§ The task
How many lines in the records below contain the word "name"? Reply with the number alone.

============

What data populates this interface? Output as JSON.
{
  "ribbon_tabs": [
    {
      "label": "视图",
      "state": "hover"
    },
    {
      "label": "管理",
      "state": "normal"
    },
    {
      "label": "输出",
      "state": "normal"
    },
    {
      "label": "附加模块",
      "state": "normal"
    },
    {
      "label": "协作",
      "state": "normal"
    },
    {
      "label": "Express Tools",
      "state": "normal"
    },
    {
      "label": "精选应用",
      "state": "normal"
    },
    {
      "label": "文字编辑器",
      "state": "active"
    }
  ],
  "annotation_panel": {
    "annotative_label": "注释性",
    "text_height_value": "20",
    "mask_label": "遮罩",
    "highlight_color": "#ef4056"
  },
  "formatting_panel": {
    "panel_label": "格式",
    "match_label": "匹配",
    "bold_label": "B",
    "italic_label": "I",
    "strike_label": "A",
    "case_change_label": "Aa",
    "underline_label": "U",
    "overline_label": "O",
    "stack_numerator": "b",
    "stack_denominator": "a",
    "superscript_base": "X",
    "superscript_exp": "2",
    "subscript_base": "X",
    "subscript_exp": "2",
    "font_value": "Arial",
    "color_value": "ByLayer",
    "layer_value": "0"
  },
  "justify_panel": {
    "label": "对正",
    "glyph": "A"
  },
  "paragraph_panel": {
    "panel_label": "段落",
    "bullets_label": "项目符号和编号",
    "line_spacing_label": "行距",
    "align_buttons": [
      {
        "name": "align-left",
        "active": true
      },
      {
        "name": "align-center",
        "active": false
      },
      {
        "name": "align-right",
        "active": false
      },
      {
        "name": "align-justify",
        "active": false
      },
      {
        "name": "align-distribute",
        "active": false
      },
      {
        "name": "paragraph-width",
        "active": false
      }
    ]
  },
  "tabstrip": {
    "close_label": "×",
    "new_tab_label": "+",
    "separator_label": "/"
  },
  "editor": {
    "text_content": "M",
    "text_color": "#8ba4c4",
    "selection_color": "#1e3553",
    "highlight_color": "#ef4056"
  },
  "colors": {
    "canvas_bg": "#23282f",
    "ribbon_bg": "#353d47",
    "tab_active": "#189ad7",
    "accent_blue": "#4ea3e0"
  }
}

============

§ Problem solution
6